I will never forget the way someone looked at me for the first time back at work – a mix of surprise and pity. I will never forget how terrible I felt in that moment. It was as if he did not see me, but only saw what had happened to me. I think about that moment a lot, especially in the past few weeks as I’ve tried to navigate work and testing. I have worked very hard to show everyone that I am more than what happened to me, but I know that for some people I will always be the girl who has been raped. Shame, which shouldn’t be mine, constantly feels draped over my shoulders and I can’t seem to shake it.

I can’t talk about what happened unless I absolutely have to. Yet it is painful and I try to focus on other things as much as I can. I try and act as if nothing happened when I’m around other people, but it keeps popping up and popping into my head again without warning. I can’t even write a full impact statement – just paragraphs and fragments of disjointed thoughts.

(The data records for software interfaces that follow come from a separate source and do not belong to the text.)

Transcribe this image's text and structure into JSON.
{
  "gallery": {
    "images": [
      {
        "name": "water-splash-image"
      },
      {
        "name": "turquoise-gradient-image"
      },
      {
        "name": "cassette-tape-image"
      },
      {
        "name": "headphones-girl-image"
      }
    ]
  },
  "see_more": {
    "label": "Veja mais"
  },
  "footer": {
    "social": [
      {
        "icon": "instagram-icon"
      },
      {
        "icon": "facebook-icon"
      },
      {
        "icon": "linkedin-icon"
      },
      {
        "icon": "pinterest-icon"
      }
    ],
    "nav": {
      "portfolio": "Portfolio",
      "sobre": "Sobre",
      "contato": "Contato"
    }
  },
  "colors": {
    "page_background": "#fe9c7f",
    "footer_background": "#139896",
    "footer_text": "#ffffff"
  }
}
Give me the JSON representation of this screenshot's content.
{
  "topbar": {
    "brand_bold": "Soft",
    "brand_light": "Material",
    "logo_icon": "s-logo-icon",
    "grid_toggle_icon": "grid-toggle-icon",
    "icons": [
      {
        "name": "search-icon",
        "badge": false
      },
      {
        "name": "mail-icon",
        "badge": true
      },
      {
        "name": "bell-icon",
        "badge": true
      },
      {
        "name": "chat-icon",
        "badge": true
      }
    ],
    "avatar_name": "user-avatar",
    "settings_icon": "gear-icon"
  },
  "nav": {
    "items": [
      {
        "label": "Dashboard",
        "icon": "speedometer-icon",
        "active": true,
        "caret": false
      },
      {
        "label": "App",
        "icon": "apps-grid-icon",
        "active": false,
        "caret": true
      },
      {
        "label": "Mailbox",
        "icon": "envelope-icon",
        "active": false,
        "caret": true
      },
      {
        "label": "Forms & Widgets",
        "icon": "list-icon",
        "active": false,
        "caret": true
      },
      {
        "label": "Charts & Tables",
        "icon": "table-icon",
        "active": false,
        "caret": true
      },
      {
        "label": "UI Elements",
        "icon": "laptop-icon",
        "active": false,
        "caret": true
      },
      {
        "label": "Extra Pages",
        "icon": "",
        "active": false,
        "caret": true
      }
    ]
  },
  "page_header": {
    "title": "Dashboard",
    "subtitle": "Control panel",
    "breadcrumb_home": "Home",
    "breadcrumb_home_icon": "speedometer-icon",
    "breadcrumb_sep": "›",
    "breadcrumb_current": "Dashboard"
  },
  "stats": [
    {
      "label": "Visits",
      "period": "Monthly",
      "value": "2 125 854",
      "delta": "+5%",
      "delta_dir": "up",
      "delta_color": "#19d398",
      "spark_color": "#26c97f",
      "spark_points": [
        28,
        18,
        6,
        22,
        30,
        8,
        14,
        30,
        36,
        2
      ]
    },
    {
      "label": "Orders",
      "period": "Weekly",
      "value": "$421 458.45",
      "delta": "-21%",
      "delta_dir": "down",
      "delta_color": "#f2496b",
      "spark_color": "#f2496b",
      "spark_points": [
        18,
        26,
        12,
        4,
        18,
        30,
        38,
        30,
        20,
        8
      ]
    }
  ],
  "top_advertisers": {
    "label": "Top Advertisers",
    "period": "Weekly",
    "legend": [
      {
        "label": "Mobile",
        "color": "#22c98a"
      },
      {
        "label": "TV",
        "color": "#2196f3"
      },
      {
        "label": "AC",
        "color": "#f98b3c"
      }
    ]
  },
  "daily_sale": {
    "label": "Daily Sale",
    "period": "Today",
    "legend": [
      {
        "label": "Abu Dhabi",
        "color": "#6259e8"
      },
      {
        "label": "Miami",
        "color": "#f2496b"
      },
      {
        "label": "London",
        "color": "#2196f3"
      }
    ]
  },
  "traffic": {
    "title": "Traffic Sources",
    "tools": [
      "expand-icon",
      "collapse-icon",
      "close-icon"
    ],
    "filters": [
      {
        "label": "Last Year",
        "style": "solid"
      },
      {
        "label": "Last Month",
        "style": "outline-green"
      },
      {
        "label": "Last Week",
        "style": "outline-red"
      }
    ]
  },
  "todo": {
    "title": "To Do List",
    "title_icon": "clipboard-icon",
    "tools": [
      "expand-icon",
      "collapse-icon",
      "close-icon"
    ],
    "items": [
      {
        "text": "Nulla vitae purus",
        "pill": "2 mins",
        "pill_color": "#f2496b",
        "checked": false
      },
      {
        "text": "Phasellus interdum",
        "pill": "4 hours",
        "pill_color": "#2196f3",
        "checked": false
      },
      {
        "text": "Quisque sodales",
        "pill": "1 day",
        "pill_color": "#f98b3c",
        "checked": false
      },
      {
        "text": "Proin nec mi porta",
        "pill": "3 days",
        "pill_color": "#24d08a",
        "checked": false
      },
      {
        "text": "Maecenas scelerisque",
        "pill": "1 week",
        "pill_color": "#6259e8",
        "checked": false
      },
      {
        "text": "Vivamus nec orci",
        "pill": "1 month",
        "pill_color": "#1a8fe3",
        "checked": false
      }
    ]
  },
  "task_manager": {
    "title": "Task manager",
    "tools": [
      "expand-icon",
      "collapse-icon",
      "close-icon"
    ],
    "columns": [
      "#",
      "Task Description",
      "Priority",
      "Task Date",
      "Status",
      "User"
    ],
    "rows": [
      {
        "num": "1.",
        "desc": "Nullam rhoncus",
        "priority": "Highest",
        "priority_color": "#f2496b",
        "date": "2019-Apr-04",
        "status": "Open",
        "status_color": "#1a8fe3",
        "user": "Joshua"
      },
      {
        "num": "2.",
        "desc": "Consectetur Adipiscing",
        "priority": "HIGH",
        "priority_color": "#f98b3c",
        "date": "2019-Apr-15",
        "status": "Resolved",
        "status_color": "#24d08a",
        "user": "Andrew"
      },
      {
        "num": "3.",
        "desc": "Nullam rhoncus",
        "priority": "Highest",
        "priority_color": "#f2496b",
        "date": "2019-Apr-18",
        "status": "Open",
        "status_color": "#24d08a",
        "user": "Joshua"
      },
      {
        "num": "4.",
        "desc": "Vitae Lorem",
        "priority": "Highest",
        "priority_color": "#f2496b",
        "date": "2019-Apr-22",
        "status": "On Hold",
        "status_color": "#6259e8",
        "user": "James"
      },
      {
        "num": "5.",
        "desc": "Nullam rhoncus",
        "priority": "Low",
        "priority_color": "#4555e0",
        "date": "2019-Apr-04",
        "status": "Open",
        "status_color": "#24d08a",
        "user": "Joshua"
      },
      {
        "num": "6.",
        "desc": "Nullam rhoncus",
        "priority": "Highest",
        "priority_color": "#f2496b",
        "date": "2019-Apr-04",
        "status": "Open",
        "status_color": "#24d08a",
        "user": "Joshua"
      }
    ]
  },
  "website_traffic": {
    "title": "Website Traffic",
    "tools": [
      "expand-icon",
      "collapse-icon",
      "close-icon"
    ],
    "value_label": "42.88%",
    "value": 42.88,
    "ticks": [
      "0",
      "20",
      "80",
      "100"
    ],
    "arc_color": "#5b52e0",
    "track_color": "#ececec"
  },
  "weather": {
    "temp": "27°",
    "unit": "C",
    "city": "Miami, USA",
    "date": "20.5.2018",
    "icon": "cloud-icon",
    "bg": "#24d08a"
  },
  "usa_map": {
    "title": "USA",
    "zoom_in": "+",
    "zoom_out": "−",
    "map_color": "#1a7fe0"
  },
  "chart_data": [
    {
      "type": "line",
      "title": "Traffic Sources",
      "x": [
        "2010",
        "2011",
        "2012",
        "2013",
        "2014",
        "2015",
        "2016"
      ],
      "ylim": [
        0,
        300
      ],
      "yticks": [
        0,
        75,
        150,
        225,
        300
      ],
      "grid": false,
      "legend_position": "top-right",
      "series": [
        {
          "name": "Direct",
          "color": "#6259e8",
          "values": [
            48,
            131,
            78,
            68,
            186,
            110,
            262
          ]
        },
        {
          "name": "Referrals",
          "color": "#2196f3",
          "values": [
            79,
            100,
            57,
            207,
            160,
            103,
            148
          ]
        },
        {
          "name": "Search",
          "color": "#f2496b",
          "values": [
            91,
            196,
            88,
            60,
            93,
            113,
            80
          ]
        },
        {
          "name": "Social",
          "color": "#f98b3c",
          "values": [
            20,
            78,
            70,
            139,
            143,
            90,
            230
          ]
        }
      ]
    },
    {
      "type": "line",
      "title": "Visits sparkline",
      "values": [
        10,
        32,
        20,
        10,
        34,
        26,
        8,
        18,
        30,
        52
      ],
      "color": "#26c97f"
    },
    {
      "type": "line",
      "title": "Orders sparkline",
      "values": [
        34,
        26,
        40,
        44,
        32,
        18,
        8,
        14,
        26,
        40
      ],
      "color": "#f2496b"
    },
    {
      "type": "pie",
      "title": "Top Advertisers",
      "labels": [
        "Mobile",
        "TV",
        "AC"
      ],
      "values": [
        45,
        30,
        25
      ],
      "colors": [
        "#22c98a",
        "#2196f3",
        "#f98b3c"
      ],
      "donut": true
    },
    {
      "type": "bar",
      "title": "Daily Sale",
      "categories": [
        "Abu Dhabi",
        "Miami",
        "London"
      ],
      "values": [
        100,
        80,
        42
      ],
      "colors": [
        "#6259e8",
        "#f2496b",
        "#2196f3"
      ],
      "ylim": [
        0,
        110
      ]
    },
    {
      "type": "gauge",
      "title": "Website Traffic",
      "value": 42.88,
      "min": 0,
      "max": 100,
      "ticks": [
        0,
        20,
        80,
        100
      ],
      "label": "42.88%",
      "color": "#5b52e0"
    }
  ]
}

So much damage has been done, and I still can’t talk about it, quantify it, spend time thinking about it. I don’t want to think about the things I’ve lost: a sense of lightness, the ability to be carefree, to feel like a normal person instead of someone pretending to be normal.

I’m angry all the time – angry at my family for asking how I am because I want to come with me to meetings and trial. I just want to erase this pain from everyone’s mind, because I was not the only one who got hurt. I get angry thinking about where I could have been till now, where I could have lived, who I could have met. I am annoyed that this trial has been postponed many times and now it is nearing its end only after three and a half years. It’s a horrifying chapter that I want to close with the second one that was started and I can’t. I’m angry that I had to put the pieces of my life back together and I’m angry that they don’t fit as well as they used to.

I’m trying to figure out a way to end this, but I don’t think it is. There will never be an end to the number of ways it has destroyed my life.

Leave a Comment

%d bloggers like this: